In an old-fashioned style reminiscent of screenprint ads from the 1940s and ’50s, Holcroft tackles themes like work, technology and our never-ending quest for happiness — routinely sabotaged by the age-old culprits of ego, greed, and laziness. One drawing features a trio of baby-faced businessmen suckling a at a piggybank; another shows a breakfast cereal that boosts narcissism by the bowl-full.
“I illustrate the things that are important to me,” Holcroft — whose clients include publications like The Guardian, The Economist and Financial Times — told Hyperallergic. “It just happens that a lot of what concerns me is political.”
The University of Virginia researchers wrote that the data “provides compelling evidence that these symbols are associated with hate.”
We are waiting for spectacle and when the quotidian, yet incongruous actions occur I wonder whether there is any real payoff coming.
Hear from Holly Jean Buck, Carolina Caycedo and David de Rozas, Simon Denny, Elizabeth Hoover, Renee Kemp-Rotan, Joseph Kunkel, and more at this free public event.
Tanega’s approach to mark-making comes across as stream of consciousness, as if she’s engaged in a conversation with herself.
Starting Monday, readers can borrow one of 50 rare and out-of-print titles, mailed to them completely free of charge, from Saint Heron Library.
EFA Open Studios offers a portal into the creative habitats of over 65 artists working in Manhattan’s longest-running studio program, including Dannielle Tegeder, Wafaa Bilal, Cui Fei, and Anina Major.
This is Yuskavage’s great gift, turning upside down our settled ways of thinking and seeing and, with ease, transforming the vulgar and ridiculous into the sublime.
51 international publishers and galleries showcase their latest editions in prints and artists’ books at this free public fair, which is fully online this year.
While hardly about the pandemic, or any of the other crises so afflicting us, all are invoked in this exhibition, which is also often tender and profoundly soulful.
These glowing, dynamic artworks reproduce something of Bosch’s chaotic energy, but on an immersive, multi-sensory scale.

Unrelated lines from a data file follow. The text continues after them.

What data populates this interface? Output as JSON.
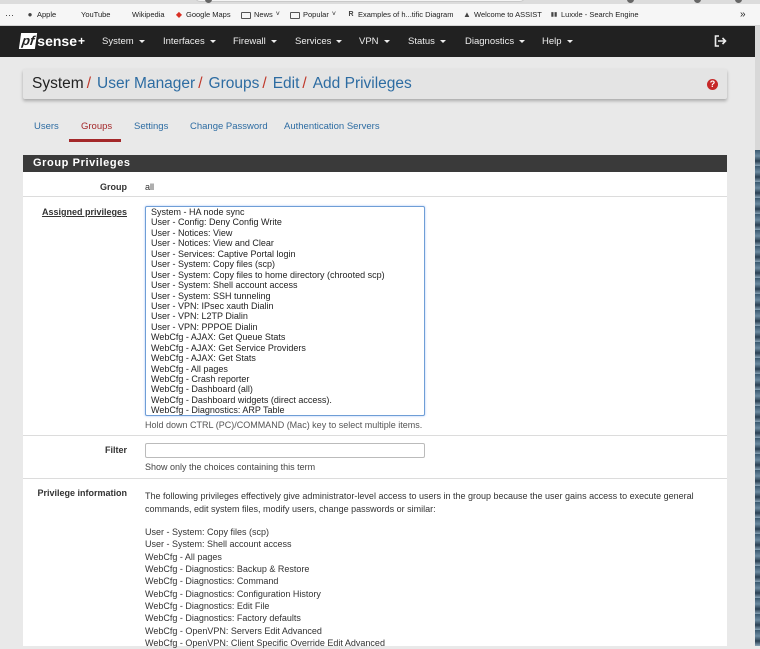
{
  "bookmarks": [
    {
      "label": "Apple",
      "icon": "apple-icon"
    },
    {
      "label": "YouTube",
      "icon": ""
    },
    {
      "label": "Wikipedia",
      "icon": ""
    },
    {
      "label": "Google Maps",
      "icon": "google-maps-icon"
    },
    {
      "label": "News",
      "icon": "folder-icon",
      "dropdown": true
    },
    {
      "label": "Popular",
      "icon": "folder-icon",
      "dropdown": true
    },
    {
      "label": "Examples of h...tific Diagram",
      "icon": "researchgate-icon"
    },
    {
      "label": "Welcome to ASSIST",
      "icon": "assist-icon"
    },
    {
      "label": "Luxxle - Search Engine",
      "icon": "luxxle-icon"
    }
  ],
  "navbar": {
    "logo_pf": "pf",
    "logo_sense": "sense",
    "menu": [
      "System",
      "Interfaces",
      "Firewall",
      "Services",
      "VPN",
      "Status",
      "Diagnostics",
      "Help"
    ]
  },
  "breadcrumb": {
    "root": "System",
    "links": [
      "User Manager",
      "Groups",
      "Edit",
      "Add Privileges"
    ],
    "separator": "/",
    "help_glyph": "?"
  },
  "tabs": [
    "Users",
    "Groups",
    "Settings",
    "Change Password",
    "Authentication Servers"
  ],
  "active_tab": "Groups",
  "panel": {
    "title": "Group Privileges",
    "group_label": "Group",
    "group_value": "all",
    "privileges_label": "Assigned privileges",
    "privileges_options": [
      "System - HA node sync",
      "User - Config: Deny Config Write",
      "User - Notices: View",
      "User - Notices: View and Clear",
      "User - Services: Captive Portal login",
      "User - System: Copy files (scp)",
      "User - System: Copy files to home directory (chrooted scp)",
      "User - System: Shell account access",
      "User - System: SSH tunneling",
      "User - VPN: IPsec xauth Dialin",
      "User - VPN: L2TP Dialin",
      "User - VPN: PPPOE Dialin",
      "WebCfg - AJAX: Get Queue Stats",
      "WebCfg - AJAX: Get Service Providers",
      "WebCfg - AJAX: Get Stats",
      "WebCfg - All pages",
      "WebCfg - Crash reporter",
      "WebCfg - Dashboard (all)",
      "WebCfg - Dashboard widgets (direct access).",
      "WebCfg - Diagnostics: ARP Table"
    ],
    "privileges_hint": "Hold down CTRL (PC)/COMMAND (Mac) key to select multiple items.",
    "filter_label": "Filter",
    "filter_value": "",
    "filter_hint": "Show only the choices containing this term",
    "info_label": "Privilege information",
    "info_text": "The following privileges effectively give administrator-level access to users in the group because the user gains access to execute general commands, edit system files, modify users, change passwords or similar:",
    "info_privileges": [
      "User - System: Copy files (scp)",
      "User - System: Shell account access",
      "WebCfg - All pages",
      "WebCfg - Diagnostics: Backup & Restore",
      "WebCfg - Diagnostics: Command",
      "WebCfg - Diagnostics: Configuration History",
      "WebCfg - Diagnostics: Edit File",
      "WebCfg - Diagnostics: Factory defaults",
      "WebCfg - OpenVPN: Servers Edit Advanced",
      "WebCfg - OpenVPN: Client Specific Override Edit Advanced"
    ]
  },
  "colors": {
    "navbar": "#212121",
    "link": "#2d6ca2",
    "active_tab": "#a4282a",
    "panel_header": "#3a3a3a",
    "help_icon": "#c62828"
  }
}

This week, addressing a transphobic comedy special on Netflix, the story behind KKK hoods, cultural identity fraud, an anti-Semitic take on modern art, and more.